“Canicrossing with a Reactive Dog: Building Confidence and Overcoming Obstacles”

Canicross with a reactive dog

Canicrossing with a reactive dog

Have you stayed away from running or socialising with your reactive dog.  The public perception of a reactive dog is that it’s out of control and not trained well enough. 

This often isn’t the case and just like people we never really know what has gone in peoples lives to make them react like they do or with dogs.

Sarah and Rosie first came to me over 2 years ago to find out about Canicross and the change in Rosie and her confidence has been amazing.

I asked Sarah to share her and Rosie’s journey with Canicross and how it has helped.

Rosie’s story

Rosie and I first met around 2 and half years ago, I had popped myself forward for the foster dog no one seemed to want, reactive, bite history, no formal socialisation, with people or dogs, how could no one want her?

It was apparent initially that training and structure was needed for Rosie to bloom into the dog she deserved to become, deep down you could see she just wanted to please but her anxiety with people and dogs really held her back.

Canicross taster

After numerous training sessions and tips on coping more with Rosie’s apprehensions we wanted to venture into something that was regular and with people that understood her nuances, luckily, we found this when we came across Louise and Pickle when we booked an introduction into Canicrossing with Paws4Running.

The session quickly showed Rosie to be a natural puller, not difficult for a Sprocker with no lead training!

That first session with Louise gave us both the confidence and bug to continue our Canicross journey.

We were even luckier when we found Louise runs regular social sessions, really handy when you want continuous positive input for your dog around both humans and other dogs.

Canicross Racing

Canicross with a reactive dog

Soon weekly social meets brought about conversations around joining in more competitively, we had learnt the key skills of passing, race starts, hill descents, assents (for me!) and running muzzled (the dog not me) during socials so now was the time to turn these skills into reality and test our newly found focus around new dogs and people.

Taking Rosie out of her comfort zone and the pack she had quickly got used to was a scary thought but we jumped in at the start of the last season with Canicross Midlands at Box End.

Whilst the event is busy it has plenty of space and is extremely well organised, individual start times, with longer gaps for reactive dogs gave use the space and comfort we needed, alongside the support of one of our social fellow Canicrossers.

Rosie was brilliant, she loved the challenge, she coped really well, everyone there understood the needs of reactive dogs and we had a fabulous sunny race day, a perfect introduction to our competition journey.

We even got to take part in a podcast with Louise before and after the race, from then on it was clear we were both hooked.  You can listen to the podcast Sarah & Rosie were in here

Canicross Social Runs

Canicross with a reactive dog

Social runs with Louise and the rest of the team have been invaluable, we have all seen Rosie progress far further than anyone ever expected, she loves running weekly with both the people and the dogs, it is pretty addictive.

Her behaviour has improved outside of Canicross sessions as well, Rosie adapts to people with a growing ease, and dogs are becoming less of an issue.

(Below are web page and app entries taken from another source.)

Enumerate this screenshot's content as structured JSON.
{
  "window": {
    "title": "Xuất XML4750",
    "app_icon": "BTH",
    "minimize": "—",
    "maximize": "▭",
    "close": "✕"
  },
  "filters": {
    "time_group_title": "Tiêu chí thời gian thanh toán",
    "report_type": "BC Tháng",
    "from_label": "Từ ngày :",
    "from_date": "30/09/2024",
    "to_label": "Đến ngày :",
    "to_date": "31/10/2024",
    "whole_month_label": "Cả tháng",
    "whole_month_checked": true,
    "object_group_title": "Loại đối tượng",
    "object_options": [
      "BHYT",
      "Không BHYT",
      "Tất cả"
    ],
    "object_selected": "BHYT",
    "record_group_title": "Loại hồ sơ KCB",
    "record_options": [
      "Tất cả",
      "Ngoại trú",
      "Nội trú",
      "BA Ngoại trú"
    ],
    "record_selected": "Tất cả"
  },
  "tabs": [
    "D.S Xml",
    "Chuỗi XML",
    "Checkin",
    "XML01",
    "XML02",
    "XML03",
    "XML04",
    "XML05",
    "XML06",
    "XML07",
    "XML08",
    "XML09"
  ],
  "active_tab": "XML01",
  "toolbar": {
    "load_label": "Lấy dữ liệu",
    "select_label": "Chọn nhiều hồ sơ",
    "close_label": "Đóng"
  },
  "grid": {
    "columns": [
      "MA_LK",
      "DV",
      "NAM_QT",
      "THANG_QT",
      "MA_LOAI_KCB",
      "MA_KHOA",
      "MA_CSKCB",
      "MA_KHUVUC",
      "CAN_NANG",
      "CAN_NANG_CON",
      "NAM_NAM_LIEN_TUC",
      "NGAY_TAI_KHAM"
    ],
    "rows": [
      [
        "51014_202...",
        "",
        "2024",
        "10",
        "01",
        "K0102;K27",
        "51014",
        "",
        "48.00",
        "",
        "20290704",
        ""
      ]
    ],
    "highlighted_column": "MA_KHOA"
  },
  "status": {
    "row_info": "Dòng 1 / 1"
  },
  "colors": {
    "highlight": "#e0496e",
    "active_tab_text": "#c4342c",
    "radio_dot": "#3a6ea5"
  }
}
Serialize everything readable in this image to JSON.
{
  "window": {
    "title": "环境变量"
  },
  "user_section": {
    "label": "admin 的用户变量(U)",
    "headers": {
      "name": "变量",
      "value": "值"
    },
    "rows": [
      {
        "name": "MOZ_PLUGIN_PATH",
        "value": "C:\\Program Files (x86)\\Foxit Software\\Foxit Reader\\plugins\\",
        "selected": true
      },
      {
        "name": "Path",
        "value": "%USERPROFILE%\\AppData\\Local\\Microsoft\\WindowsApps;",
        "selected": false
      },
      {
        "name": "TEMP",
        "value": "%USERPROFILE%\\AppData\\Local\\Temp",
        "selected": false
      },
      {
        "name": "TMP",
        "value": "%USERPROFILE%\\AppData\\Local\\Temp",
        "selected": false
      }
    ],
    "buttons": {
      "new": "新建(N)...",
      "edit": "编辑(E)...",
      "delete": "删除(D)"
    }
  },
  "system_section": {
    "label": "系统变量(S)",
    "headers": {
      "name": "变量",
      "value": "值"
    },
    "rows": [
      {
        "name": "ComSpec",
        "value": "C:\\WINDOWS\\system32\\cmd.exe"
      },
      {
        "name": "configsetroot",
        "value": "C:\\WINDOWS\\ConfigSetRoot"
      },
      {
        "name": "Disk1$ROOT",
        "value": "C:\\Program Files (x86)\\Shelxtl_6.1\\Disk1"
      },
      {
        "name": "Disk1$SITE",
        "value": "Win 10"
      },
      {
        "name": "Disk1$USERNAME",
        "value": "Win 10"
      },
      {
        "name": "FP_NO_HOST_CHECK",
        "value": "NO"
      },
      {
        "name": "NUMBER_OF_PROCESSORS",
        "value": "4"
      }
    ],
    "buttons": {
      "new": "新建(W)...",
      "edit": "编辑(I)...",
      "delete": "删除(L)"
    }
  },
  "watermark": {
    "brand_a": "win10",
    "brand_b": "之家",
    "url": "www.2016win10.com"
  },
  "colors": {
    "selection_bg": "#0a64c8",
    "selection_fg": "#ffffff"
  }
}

I never expected to get a perfect dog but she’s becoming so close to the dog she needs to be it’s a pleasure and joy to see her progression build week after week.

How Rosie is now!

What can Rosie do now, she passes other dogs and people easily while in Canicross mode, the purpose drives her past effortlessly, she encounters head to head meetings with her regular pack and people with ease, she also recovers much quicker from what she deems a stressful event, this is shown through the way she accepts new members with relative ease, a big ask for a medium sized dog with big socialisation issues.

Off the back of this Rosie has become a pleasure to walk, she used to be terrible, the confidence Canicross has given us both is absolutely priceless, we love the people, we love the challenges of the races and look forward to the start of the next season. 

For anyone thinking about jumping into Canicrossing with a reactive dog I’d certainly recommend giving it a try, hopefully you’ll get the bug we have, help your dog’s confidence grow and get fitter all at the same time, what’s not to love?  One important last point, I’ve noticed it improves the relationship you have with your dog as you work together. We look forward to seeing you at one of the seasonal races soon.

PS the pulling, Rosie has learnt that she leaves this for Canicross sessions, for most of the time now I have a dog that walks more or less to heel.

If you would like to book in a taster session with your dog then please get in contact here